In 2001, French security researcher Guillaume Tena found a number of vulnerabilities in the Viguard antivirus software published by Tegam. Tena, who at the time was known by his pseudonym Guillermito, published his research online in March 2002.
However, Tena's actions were not viewed kindly by Tegam, who initiated legal action against the researcher. That action resulted in a case being brought to trial at a Court in Paris, France. The trial kicked off on January 4 after being deferred from its initially scheduled start date of October 5, 2004. The prosecution claims that Tena violated article 335.2 of the code of the intellectual property and is asking for a four month jail term and a 6,000 euro fine. Additionally, Tegam is proceeding with a civil case against Tena and asking for 900,000 euros in damages.
Accoridng to Tena's Web site, his research "showed how the program worked, demonstrated a few security flaws and carried out some tests with real viruses. Unlike the advertising claimed, this software didn't detect and stop '100 percent of viruses'."
Tena, who is currently a researcher for Harvard University in Massachusetts, said that Tegam responded in a "weird way" by first branding him a terrorist and then filing a formal complaint in Paris. During the resulting tribunal, Tena said the judge decided that because the published exploits included some re-engineered source code from Viguard's software, he had violated French copyright laws.

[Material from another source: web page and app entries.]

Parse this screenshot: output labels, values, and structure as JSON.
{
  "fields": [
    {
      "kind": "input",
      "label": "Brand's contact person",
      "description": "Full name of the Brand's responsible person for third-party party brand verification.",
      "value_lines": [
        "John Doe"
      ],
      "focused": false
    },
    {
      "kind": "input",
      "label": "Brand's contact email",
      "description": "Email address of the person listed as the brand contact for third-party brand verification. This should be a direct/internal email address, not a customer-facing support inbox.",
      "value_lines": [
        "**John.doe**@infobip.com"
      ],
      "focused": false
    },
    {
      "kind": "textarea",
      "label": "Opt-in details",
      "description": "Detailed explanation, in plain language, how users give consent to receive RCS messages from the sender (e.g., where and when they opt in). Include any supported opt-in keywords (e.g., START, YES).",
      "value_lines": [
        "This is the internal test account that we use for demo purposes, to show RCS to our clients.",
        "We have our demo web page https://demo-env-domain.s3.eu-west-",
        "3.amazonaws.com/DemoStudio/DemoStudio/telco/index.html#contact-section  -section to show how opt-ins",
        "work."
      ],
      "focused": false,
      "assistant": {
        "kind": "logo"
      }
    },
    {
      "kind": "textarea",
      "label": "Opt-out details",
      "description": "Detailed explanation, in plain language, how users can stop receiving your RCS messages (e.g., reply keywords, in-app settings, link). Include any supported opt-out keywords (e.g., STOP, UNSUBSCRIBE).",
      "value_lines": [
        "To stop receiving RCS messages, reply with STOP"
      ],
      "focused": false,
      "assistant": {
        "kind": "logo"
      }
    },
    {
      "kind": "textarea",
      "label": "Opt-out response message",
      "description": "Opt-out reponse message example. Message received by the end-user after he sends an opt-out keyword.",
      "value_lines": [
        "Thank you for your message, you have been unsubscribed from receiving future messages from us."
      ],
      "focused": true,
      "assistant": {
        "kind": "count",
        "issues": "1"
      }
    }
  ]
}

According to French security Web site K-OTik, Tena had technically broken copyright laws because his exploits were "not for personal use, but were communicated to a third party".
However, K-OTik, which regularly publishes exploit codes, claims that the ruling could create a precedent so vulnerabilities in software, however critical, could not be declared publicly without prior agreement from the software publisher.
K-OTik's editors say the ruling is "unimaginable and unacceptable in any other field of scientific research".
On Tena's Web site, he claims that If independent researchers are not allowed to freely publish their findings about security software then users will be only have "marketing press releases" to assess the quality of the software. "Unfortunately, it seems that we are heading this way in France and maybe in Europe," Tena said.
"To use an analogy, it's a little bit as if Ford was selling cars with defective brakes. If I realised that there was a problem, opened the hood and took a few pictures to prove it, and published everything on my Web site. Then Ford could file a complaint against me," added Tena.
Philip N Argy, senior partner of the intellectual property and technology group at Australian law firm Mallesons Stephen Jaques, said that if a similar case was put to trial in Australia the prosecution would be unlikely to get a conviction because of our "fair comment provisions".
"We have strong copyright protection as well as strong anti-hacking laws, but from what I can glean from the translations, all that Guillermito did was to publish the details of the parts of the code which contained serious bugs that made the software erroneously treat as a virus some legitimate software. I'd have thought that would be at least within the fair comment provisions of Australian copyright law," said Argy.
The final ruling will be made in Paris on March 8, 2005.